S-Space College of Medicine/School of Medicine (의과대학/대학원) Surgery (외과학전공) Journal Papers (저널논문_외과학전공)
Recurrence-associated pathways in hepatitis B virus-positive hepatocellular carcinoma
- Kim, Bu-Yeo; Choi, Dong Wook; Woo, Seon Rang; Park, Eun-Ran; Lee, Je-Geun; Kim, Su-Hyeon; Koo, Imhoi; Park, Sun-Hoo; Han, Chul Ju; Kim, Sang Bum; Yeom, Young Il; Yang, Suk-Jin; Yu, Ami; Lee, Jae Won; Jang, Ja June; Cho, Myung-Haing; Jeon, Won Kyung; Park, Young Nyun; Suh, Kyung-Suk; Lee, Kee-Ho
- Issue Date
- BioMed Central
- BMC Genomics, 16(1):279
- Recurrence-associated pathway; Hepatocellular carcinoma; Principal component analysis; Prognosis; Risk; Small tumor
- This is an Open Access article distributed under the terms of the Creative
Commons Attribution License (http://creativecommons.org/licenses/by/4.0), which permits unrestricted use, distribution, and reproduction in any medium, provided the original work is properly credited.
Despite the recent identification of several prognostic gene signatures, the lack of common genes among experimental cohorts has posed a considerable challenge in uncovering the molecular basis underlying hepatocellular carcinoma (HCC) recurrence for application in clinical purposes. To overcome the limitations of individual gene-based analysis, we applied a pathway-based approach for analysis of HCC recurrence.
By implementing a permutation-based semi-supervised principal component analysis algorithm using the optimal principal component, we selected sixty-four pathways associated with hepatitis B virus (HBV)-positive HCC recurrence (p < 0.01), from our microarray dataset composed of 142 HBV-positive HCCs. In relation to the public HBV- and public hepatitis C virus (HCV)-positive HCC datasets, we detected 46 (71.9%) and 18 (28.1%) common recurrence-associated pathways, respectively. However, overlap of recurrence-associated genes between datasets was rare, further supporting the utility of the pathway-based approach for recurrence analysis between different HCC datasets. Non-supervised clustering of the 64 recurrence-associated pathways facilitated the classification of HCC patients into high- and low-risk subgroups, based on risk of recurrence (p < 0.0001). The pathways identified were additionally successfully applied to discriminate subgroups depending on recurrence risk within the public HCC datasets. Through multivariate analysis, these recurrence-associated pathways were identified as an independent prognostic factor (p < 0.0001) along with tumor number, tumor size and Edmondson’s grade. Moreover, the pathway-based approach had a clinical advantage in terms of discriminating the high-risk subgroup (N = 12) among patients (N = 26) with small HCC (<3 cm).

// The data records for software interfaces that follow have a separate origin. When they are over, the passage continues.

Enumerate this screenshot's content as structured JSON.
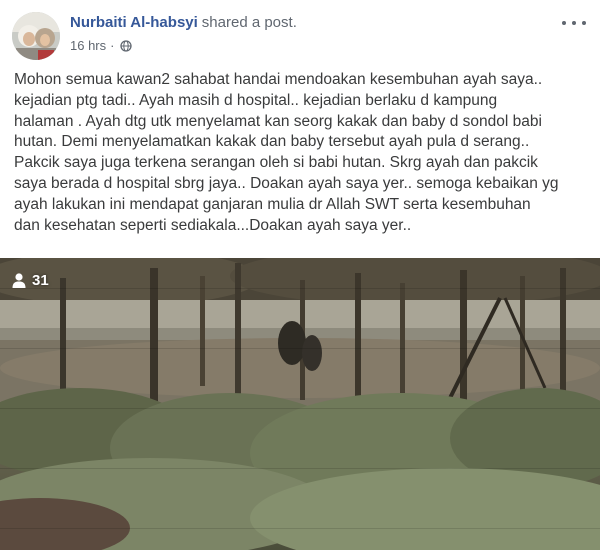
{
  "post": {
    "author_name": "Nurbaiti Al-habsyi",
    "action_text": "shared a post.",
    "timestamp": "16 hrs",
    "separator": "·",
    "privacy_icon": "globe-icon",
    "more_icon": "more-options-icon",
    "text_lines": [
      "Mohon semua kawan2 sahabat handai mendoakan kesembuhan ayah saya..",
      "kejadian ptg tadi.. Ayah masih d hospital.. kejadian berlaku d kampung",
      "halaman . Ayah dtg utk menyelamat kan seorg kakak dan baby d sondol babi",
      "hutan. Demi menyelamatkan kakak dan baby tersebut ayah pula d serang..",
      "Pakcik saya juga terkena serangan oleh si babi hutan. Skrg ayah dan pakcik",
      "saya berada d hospital sbrg jaya.. Doakan ayah saya yer.. semoga kebaikan yg",
      "ayah lakukan ini mendapat ganjaran mulia dr Allah SWT serta kesembuhan",
      "dan kesehatan seperti sediakala...Doakan ayah saya yer.."
    ]
  },
  "media": {
    "view_icon": "person-icon",
    "view_count": "31"
  },
  "colors": {
    "author": "#365899",
    "meta": "#606770",
    "body_text": "#3a3b3c"
  }
}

Using pathway-based analysis, we successfully identified the pathways involved in recurrence of HBV-positive HCC that may be effectively used as prognostic markers.